The Bible has many calls and echoes that run through it. One of them is ‘shepherd’. This seems strange because it is such a lowly and lonely occupation. It is filled with danger, exposure and exhaustion. A shepherd must be watchful and aware, looking out for sheep who are getting lost and also for wild animals who might attack. They cannot sleep too deeply because nocturnal predators are on the prowl.
Perhaps the clearest report of this aspect of shepherding comes from David. David’s own report about himself appears in 1 Samuel 17:
34But David said to Saul, “Your servant was tending his father’s sheep. When a lion or a bear came and took a lamb from the flock, 35I went out after him and attacked him, and rescued it from his mouth; and when he rose up against me, I seized him by his beard and struck him and killed him. 36“Your servant has killed both the lion and the bear; (NASB).
It’s hard to imagine a young boy taking out a lion or a bear. It seems like he has a vivid imagination. Perhaps David is trying to “pad his resume” to Saul as he presents his qualifications for killing Goliath.
Of course, we know how the story ends. David not only proves to be lethal, but perhaps more importantly, fearless. David really did take down lions and bears.
David also had the responsibility of feeding the sheep. He had to find pastures for them to graze so they wouldn’t be hungry.
Finally, if the sheep got lost, David had to take the risk of finding the one(s) who were lost. And, he did.
David was a good shepherd.
David was a type. This means his life was a model of what Messiah would be. If you want to check on this, just read John 10. Whereas David was the shadow, Jesus Christ is the reality. David shepherded sheep, Jesus shepherds people.
How is Jesus a shepherd?
1. He “brands” people with his name on our forehead through the waters of baptism (this finds connection to the Old Testament in circumcision; see Colossians 2:11-12)
2. He feeds us His own body and blood (this occurs when we hear from the Scripture and when we receive the bread and wine at communion)
3. He searches for us when we are lost (Matthew 18:12)
4. He searches the world for His sheep: “16I have other sheep that are not of this sheep pen. I must bring them also.

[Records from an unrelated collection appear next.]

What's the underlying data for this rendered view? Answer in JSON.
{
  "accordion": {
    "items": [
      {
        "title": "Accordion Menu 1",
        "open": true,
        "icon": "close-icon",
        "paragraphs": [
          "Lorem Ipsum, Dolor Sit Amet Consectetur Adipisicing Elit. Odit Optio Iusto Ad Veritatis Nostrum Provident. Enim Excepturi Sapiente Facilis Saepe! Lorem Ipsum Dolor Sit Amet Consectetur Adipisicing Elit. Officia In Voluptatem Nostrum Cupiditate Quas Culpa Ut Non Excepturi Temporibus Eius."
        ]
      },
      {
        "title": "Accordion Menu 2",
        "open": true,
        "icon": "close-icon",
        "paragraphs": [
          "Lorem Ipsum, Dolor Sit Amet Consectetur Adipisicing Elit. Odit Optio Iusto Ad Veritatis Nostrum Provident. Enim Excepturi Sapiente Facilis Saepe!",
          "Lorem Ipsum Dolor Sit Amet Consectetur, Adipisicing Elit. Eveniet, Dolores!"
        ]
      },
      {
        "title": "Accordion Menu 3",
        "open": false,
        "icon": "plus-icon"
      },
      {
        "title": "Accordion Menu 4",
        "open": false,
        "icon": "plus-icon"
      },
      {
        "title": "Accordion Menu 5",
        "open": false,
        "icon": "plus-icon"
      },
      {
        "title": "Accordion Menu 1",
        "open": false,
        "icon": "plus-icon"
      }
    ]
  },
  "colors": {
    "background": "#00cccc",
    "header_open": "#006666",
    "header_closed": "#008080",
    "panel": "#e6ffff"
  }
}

They too will listen to my voice, and there shall be one flock and one shepherd” (John 10)
5. He kicks the crap out of the Devil and the world (In fact, at His cross, He already did. Now, we wait for the full consummation of His Kingdom at His second coming. The final victory will be His). The tools of these adversaries include heresy from within and without, persecution, and vain philosophies of every kind.
6. Some of the sheep will be hurt or killed in the field. He heals the ones who are injured and gives eternal life to those who lose their lives in this world.
He does all of this for you. He is all of these things for you. He has not spared his own life, but seeing that lion, the devil approaching you, He went to the cross and ripped his fangs out and tore out his claws. This is most certainly true.
And, He continues His mission as shepherd through the pastor and the church. We are called to continue calling for the lost and bring them into Christ’s sheepfold, the church. Because, we are not just sheep; we have been given this shepherding responsibility too. As Merkens notes, “We are truly saved to serve” (Organized for Action, 1).